from Gourmet, via Epicurious

Ingredients:

1 cup heavy cream
5 tablespoons unsalted butter, cut into pieces
1 teaspoon fleur de sel
1 1/2 cups sugar
1/4 cup light corn syrup
1/4 cup water

Special equipment: parchment paper; a deep-fat thermometer

Directions:

Line bottom and sides of an 8-inch square baking pan with parchment paper, then lightly oil parchment.

Bring cream, butter, and fleur de sel to a boil in a small saucepan, then remove from heat and set aside.

Boil sugar, corn syrup, and water in a 3- to 4-quart heavy saucepan, stirring until sugar is dissolved.

Boil, without stirring but gently swirling pan, until mixture is a light golden caramel.

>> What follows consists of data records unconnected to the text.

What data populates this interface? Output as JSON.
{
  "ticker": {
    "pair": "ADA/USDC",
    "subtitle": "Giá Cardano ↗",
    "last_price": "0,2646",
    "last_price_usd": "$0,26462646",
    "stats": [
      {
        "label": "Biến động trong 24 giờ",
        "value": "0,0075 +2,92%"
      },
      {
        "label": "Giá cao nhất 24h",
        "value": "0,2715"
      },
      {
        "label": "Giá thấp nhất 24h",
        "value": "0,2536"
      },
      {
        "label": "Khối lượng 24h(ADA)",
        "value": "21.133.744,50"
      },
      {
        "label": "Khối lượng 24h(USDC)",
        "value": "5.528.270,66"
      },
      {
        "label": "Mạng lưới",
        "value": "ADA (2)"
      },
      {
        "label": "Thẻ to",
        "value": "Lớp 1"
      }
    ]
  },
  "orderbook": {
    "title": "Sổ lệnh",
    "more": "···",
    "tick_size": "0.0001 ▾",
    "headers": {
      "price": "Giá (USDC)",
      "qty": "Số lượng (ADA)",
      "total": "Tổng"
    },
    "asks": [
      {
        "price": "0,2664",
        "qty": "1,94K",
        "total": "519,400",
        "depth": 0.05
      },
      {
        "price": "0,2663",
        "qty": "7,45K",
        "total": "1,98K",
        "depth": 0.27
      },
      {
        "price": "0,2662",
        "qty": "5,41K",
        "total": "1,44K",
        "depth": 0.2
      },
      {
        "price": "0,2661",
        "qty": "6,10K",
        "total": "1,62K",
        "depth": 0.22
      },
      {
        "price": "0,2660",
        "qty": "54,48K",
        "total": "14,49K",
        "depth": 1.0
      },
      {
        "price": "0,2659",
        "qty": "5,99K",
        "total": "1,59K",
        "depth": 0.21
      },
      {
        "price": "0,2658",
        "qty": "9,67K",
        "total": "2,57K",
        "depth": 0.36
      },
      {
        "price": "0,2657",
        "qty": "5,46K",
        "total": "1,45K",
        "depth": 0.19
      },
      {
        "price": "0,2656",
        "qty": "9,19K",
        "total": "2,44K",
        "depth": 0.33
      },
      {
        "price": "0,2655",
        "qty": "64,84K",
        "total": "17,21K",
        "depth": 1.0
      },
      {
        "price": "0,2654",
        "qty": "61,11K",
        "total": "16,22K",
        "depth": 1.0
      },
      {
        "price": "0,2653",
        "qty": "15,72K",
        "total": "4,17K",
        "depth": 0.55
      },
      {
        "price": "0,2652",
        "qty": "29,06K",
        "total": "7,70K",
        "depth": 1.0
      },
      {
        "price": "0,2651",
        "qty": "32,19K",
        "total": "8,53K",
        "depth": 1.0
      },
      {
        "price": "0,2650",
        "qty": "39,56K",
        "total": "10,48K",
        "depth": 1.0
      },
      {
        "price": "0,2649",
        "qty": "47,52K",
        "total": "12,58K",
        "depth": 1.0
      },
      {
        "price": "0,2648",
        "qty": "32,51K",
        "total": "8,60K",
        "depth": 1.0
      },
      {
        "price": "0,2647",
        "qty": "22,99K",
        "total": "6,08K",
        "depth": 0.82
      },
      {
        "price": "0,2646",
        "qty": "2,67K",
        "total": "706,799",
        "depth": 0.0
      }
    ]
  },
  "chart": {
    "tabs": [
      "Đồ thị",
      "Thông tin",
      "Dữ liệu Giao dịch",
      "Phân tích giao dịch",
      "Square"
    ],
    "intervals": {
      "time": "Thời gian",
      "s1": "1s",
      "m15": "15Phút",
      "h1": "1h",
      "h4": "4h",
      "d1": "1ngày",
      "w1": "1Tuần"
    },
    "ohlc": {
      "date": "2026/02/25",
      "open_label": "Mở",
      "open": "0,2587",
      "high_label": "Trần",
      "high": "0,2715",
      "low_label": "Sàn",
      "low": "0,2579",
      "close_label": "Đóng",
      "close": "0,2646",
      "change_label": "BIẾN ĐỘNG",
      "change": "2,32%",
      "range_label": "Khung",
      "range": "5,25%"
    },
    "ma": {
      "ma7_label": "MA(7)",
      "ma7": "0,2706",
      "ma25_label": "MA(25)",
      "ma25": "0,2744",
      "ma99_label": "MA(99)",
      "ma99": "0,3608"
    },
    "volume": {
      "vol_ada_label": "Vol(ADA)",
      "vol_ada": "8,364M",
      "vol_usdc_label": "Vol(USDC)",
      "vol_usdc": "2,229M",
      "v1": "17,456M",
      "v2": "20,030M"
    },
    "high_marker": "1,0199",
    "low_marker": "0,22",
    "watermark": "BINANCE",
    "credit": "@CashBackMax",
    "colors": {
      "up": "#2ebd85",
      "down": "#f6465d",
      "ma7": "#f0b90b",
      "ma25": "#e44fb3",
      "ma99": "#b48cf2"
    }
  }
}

Carefully stir in cream mixture (mixture will bubble up) and simmer, stirring frequently, until caramel registers 248°F on thermometer, 10 to 15 minutes. Pour into baking pan and cool 2 hours. Cut into 1-inch pieces, then wrap each piece in a 4-inch square of wax paper, twisting 2 ends to close.